Items from a dataset
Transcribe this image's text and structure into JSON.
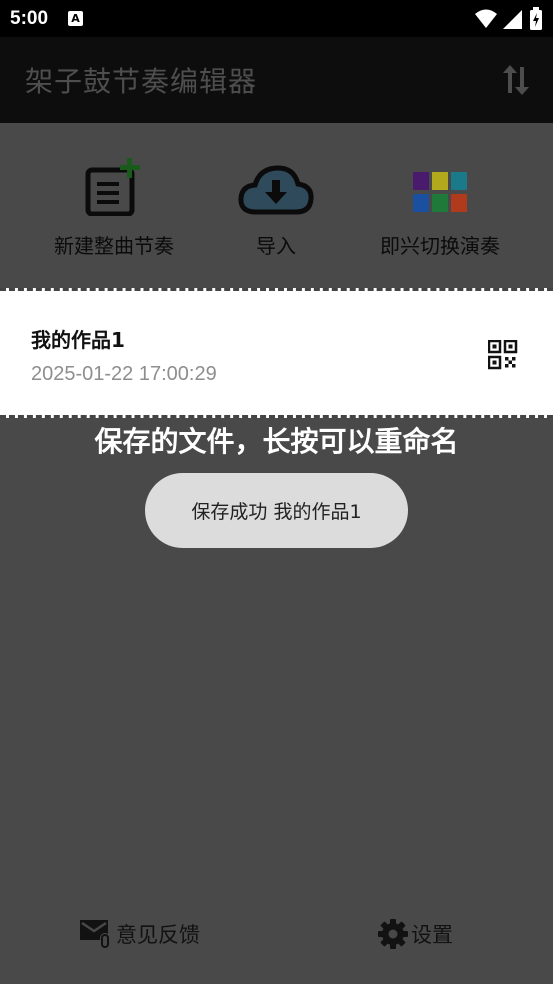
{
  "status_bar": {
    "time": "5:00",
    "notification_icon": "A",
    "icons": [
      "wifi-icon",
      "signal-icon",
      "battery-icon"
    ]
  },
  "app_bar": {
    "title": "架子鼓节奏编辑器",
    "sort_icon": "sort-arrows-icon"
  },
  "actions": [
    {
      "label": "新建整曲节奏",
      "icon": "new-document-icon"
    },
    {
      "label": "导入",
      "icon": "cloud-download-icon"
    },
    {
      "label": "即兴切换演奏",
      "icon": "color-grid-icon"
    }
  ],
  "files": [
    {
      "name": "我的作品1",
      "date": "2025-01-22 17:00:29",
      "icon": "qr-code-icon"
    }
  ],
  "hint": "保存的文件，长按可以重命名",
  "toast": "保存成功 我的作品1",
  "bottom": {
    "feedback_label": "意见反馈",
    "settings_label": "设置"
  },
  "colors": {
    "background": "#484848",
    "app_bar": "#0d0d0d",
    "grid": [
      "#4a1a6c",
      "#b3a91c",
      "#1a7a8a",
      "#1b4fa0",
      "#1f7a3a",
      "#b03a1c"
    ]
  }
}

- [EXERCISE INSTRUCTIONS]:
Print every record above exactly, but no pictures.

- [EXPECTED ANSWER]:
Transcribe this image's text and structure into JSON.
{
  "status_bar": {
    "time": "5:00",
    "notification_icon": "A",
    "icons": [
      "wifi-icon",
      "signal-icon",
      "battery-icon"
    ]
  },
  "app_bar": {
    "title": "架子鼓节奏编辑器",
    "sort_icon": "sort-arrows-icon"
  },
  "actions": [
    {
      "label": "新建整曲节奏",
      "icon": "new-document-icon"
    },
    {
      "label": "导入",
      "icon": "cloud-download-icon"
    },
    {
      "label": "即兴切换演奏",
      "icon": "color-grid-icon"
    }
  ],
  "files": [
    {
      "name": "我的作品1",
      "date": "2025-01-22 17:00:29",
      "icon": "qr-code-icon"
    }
  ],
  "hint": "保存的文件，长按可以重命名",
  "toast": "保存成功 我的作品1",
  "bottom": {
    "feedback_label": "意见反馈",
    "settings_label": "设置"
  },
  "colors": {
    "background": "#484848",
    "app_bar": "#0d0d0d",
    "grid": [
      "#4a1a6c",
      "#b3a91c",
      "#1a7a8a",
      "#1b4fa0",
      "#1f7a3a",
      "#b03a1c"
    ]
  }
}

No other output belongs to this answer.